About a month ago, I noted here that none of the Sunday shows appeared to have any interest in discussing the deeply controversial thesis — suggested by Congressional scholars Thomas Mann and Norm Ornstein — that perhaps both parties are not equally to blame for what’s gone wrong in Washington.
Mann and Ornstein argued in a widely circulated Post opinion piece and a new book that the GOP — by allowing extremists to roam free and by wielding the filibuster to achieve government dysfunction as a political end in itself — were demonstrably more culpable for creating what is approaching a crisis of governance. For the Sunday shows, however, this topic was seen as either too hot to handle, or irrelevant entirely.
Now the wall of silence has been broken!
Not by Meet the Press, Face the Nation, or State of the Union, however. It was left to MSNBC’s Chris Hayes to have the two men on to debate their thesis with former RNC chair Michael Steele. And it was pretty good TV, as political TV goes:
As the above clip suggests, this topic goes right to the heart of some of the most important questions about our current political moment. And it’s been more than a month since the Mann/Ornstein book was released. But there’s been still no discussion of the themes it raises on the Sunday shows.
What’s particularly curious about this is that there’s a media angle to this story, too — and most of the time, at least, media figures love talking about themselves and the media’s role in politics. In particular, Mann and Ornstein are alleging that the press’s addiction to fake even handedness has led them not to acknowledge, or at least grapple with, a fact that is absolutely central to understanding what’s happening with our politics right now. Yet none of the Sunday shows want to touch the topic.
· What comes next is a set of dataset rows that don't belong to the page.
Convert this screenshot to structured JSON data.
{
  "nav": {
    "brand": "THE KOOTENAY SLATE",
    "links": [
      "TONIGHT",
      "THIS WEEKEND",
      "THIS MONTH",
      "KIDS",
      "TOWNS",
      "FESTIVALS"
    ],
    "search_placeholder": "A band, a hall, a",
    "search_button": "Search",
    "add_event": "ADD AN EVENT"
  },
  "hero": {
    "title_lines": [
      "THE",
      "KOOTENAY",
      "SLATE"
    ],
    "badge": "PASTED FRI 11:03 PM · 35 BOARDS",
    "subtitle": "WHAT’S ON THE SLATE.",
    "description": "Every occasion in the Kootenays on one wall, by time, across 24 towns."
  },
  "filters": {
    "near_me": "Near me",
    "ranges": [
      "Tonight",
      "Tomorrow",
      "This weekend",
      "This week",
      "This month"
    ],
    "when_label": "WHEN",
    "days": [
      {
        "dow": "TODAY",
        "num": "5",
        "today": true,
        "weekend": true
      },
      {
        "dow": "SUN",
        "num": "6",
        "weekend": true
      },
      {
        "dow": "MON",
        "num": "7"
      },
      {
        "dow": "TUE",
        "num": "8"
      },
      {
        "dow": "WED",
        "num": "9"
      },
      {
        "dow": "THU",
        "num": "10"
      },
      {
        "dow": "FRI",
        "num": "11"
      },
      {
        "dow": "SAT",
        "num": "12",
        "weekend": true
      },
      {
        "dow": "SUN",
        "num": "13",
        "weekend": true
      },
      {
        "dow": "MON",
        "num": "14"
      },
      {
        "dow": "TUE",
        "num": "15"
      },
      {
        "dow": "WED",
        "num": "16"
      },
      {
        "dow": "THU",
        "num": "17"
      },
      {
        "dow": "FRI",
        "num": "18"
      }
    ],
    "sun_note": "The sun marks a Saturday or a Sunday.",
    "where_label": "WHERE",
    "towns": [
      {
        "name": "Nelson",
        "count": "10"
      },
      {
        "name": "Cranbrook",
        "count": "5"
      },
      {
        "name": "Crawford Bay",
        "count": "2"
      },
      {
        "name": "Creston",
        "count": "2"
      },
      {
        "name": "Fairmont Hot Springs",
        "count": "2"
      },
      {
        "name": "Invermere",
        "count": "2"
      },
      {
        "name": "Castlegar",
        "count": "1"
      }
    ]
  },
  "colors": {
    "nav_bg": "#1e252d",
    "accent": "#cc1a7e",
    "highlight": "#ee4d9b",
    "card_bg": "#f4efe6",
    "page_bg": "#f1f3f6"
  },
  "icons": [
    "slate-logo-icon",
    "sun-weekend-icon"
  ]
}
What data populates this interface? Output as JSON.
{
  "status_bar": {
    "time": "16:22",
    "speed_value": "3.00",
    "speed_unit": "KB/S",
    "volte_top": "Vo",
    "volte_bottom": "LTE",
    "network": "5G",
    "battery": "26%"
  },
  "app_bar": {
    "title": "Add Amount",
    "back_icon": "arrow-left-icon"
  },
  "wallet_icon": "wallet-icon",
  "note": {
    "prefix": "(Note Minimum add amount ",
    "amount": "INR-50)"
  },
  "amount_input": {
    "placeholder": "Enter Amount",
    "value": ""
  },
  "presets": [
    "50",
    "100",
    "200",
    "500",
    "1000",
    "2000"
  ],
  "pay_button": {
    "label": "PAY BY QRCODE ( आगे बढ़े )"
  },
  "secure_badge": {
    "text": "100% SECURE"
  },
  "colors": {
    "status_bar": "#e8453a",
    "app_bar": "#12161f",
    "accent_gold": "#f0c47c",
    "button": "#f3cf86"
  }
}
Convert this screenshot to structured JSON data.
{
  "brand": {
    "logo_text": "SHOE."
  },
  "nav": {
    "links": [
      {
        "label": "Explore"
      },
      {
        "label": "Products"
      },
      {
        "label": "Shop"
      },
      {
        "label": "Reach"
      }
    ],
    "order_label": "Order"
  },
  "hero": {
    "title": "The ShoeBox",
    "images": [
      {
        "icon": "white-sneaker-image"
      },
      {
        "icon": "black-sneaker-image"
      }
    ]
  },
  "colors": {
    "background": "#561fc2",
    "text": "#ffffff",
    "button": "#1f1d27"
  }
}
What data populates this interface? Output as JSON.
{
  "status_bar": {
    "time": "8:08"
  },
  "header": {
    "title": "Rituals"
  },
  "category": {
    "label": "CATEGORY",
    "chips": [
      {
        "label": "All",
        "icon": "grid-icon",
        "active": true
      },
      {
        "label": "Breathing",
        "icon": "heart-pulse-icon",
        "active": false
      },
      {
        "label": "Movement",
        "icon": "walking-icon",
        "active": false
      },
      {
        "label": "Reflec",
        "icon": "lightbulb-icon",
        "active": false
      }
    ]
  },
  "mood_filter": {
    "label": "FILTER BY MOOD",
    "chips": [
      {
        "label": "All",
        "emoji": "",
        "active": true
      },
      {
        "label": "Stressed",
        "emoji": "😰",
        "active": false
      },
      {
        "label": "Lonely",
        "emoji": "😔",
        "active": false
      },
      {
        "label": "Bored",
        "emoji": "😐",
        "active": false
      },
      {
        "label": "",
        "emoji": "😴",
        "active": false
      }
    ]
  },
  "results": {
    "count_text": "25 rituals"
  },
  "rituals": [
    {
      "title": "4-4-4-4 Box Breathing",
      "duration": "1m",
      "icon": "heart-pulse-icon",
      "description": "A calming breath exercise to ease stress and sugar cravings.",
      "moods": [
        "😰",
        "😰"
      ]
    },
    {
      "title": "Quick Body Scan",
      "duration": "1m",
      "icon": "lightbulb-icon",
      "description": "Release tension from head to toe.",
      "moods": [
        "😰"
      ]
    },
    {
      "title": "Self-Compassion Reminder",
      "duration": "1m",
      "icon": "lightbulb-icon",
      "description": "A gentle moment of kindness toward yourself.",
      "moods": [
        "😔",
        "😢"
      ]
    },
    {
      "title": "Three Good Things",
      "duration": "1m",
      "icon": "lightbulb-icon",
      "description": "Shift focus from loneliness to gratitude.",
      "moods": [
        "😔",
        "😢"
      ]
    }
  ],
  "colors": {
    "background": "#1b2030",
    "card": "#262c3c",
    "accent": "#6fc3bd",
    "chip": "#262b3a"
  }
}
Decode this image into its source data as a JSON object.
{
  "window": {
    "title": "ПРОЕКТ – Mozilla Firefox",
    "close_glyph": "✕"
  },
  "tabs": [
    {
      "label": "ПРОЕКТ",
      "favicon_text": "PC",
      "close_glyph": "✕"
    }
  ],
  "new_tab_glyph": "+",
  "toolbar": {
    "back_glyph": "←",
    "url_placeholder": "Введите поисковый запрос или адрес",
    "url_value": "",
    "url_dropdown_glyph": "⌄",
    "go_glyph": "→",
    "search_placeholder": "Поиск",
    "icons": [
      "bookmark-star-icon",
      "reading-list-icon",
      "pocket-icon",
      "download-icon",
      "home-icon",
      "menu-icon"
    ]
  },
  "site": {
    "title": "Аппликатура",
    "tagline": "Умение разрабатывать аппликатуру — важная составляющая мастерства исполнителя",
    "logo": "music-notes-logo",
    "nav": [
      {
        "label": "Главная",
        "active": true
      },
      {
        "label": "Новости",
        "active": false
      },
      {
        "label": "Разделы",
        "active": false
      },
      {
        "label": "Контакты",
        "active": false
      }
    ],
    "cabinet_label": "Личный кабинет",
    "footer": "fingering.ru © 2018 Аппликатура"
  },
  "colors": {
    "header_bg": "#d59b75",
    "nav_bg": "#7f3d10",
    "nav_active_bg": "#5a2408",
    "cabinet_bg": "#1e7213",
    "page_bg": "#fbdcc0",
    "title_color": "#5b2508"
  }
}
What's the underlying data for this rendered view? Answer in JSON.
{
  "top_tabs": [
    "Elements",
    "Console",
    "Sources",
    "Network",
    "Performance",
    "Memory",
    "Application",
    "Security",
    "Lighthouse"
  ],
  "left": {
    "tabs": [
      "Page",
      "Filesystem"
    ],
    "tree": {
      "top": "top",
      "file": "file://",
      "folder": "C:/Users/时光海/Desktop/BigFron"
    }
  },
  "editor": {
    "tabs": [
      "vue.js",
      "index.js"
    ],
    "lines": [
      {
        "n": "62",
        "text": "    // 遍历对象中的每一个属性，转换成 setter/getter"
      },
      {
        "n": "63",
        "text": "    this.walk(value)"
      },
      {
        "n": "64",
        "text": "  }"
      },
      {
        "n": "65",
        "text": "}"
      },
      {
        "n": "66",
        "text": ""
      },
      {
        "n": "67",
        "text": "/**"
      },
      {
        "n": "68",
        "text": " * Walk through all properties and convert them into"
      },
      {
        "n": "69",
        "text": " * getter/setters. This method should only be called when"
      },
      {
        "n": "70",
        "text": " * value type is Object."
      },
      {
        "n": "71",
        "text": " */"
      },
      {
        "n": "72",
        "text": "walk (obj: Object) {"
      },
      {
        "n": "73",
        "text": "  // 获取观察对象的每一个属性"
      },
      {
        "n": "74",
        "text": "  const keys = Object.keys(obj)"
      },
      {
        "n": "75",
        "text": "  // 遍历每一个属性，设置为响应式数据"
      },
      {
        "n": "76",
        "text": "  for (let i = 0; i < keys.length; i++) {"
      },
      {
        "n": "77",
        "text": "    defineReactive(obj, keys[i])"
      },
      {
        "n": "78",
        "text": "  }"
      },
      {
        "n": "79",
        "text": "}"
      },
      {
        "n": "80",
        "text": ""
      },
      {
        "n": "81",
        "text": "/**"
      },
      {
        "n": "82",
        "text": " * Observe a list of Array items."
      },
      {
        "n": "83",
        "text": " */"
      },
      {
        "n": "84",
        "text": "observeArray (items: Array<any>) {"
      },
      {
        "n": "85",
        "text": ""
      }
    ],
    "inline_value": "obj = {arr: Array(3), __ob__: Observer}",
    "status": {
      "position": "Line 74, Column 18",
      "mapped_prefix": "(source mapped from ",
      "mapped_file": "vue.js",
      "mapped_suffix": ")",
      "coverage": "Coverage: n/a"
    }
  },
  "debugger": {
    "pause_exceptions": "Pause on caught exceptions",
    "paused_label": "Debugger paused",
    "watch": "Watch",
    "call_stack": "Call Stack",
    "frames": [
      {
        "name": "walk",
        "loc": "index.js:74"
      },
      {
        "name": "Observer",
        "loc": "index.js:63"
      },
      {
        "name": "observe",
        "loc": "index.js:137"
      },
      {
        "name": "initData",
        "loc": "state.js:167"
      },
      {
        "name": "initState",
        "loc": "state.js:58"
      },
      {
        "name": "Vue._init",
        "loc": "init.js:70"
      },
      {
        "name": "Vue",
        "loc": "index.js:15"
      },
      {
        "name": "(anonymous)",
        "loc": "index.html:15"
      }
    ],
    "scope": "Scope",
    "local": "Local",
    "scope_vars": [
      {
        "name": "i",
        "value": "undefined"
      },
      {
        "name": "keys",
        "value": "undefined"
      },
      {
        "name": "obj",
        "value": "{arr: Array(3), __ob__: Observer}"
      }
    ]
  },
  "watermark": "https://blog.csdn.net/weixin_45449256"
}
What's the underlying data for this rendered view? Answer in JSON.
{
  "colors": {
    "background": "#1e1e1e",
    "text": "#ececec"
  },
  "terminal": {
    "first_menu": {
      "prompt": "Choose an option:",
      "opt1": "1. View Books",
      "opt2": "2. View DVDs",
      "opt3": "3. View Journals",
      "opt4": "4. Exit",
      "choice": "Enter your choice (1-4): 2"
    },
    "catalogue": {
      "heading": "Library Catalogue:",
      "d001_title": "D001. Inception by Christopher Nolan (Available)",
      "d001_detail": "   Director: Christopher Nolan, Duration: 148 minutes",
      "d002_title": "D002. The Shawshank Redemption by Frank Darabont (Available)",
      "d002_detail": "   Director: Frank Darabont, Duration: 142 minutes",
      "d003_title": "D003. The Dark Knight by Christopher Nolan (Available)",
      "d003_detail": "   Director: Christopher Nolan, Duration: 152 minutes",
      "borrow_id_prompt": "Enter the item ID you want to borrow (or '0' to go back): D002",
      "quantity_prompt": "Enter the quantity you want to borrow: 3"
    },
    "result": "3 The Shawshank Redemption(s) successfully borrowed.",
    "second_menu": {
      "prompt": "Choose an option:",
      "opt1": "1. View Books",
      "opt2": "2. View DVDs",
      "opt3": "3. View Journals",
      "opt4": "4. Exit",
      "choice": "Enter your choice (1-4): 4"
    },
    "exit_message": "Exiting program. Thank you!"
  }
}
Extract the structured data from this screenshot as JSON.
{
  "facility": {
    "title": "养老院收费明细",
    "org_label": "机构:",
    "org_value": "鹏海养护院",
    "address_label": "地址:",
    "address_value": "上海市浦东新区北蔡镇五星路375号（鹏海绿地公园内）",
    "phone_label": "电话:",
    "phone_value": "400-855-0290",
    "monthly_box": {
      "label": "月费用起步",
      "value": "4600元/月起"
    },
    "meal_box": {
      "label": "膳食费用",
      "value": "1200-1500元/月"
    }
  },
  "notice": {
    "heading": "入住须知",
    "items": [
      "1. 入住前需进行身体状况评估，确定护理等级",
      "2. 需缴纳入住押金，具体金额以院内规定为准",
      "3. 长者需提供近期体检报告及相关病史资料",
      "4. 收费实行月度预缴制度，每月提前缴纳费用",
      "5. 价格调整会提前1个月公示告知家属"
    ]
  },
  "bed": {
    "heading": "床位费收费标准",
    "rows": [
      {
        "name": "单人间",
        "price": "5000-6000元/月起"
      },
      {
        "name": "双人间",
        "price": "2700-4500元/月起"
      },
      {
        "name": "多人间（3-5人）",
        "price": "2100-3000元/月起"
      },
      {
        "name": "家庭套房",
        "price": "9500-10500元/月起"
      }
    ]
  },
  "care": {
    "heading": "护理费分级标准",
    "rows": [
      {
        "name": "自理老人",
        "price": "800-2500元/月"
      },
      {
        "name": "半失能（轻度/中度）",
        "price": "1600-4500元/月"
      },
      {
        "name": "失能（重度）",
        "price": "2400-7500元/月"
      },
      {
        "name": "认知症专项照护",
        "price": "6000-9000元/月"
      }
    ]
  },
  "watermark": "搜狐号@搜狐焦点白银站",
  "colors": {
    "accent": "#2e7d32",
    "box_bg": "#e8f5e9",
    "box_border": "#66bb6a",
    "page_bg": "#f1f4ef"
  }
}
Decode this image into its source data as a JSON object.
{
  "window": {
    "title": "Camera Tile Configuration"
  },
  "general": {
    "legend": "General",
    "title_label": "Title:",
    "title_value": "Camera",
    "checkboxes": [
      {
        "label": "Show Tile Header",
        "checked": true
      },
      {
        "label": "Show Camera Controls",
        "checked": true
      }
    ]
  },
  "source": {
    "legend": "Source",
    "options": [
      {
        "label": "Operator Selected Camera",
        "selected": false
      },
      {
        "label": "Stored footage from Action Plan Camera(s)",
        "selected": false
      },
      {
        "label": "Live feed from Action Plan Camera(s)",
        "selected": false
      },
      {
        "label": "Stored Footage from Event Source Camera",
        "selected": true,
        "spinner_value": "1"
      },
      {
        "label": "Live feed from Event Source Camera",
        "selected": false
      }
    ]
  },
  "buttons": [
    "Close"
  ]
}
“What continues to strike me is the radio silence on these shows about both these themes,” Ornstein said by phone moments ago. “The Republicans bear a lot of the onus for rank obstructionism. But there’s a false equivalence here, and the press crops has been AWOL in its duty to report the truth.”
”Judging by emails and phone calls and personal conversations we’ve had with major reporters, this has generated lots of discussion in the newsrooms, but the shows are making a concious decision to ignore it,” Ornstein continued.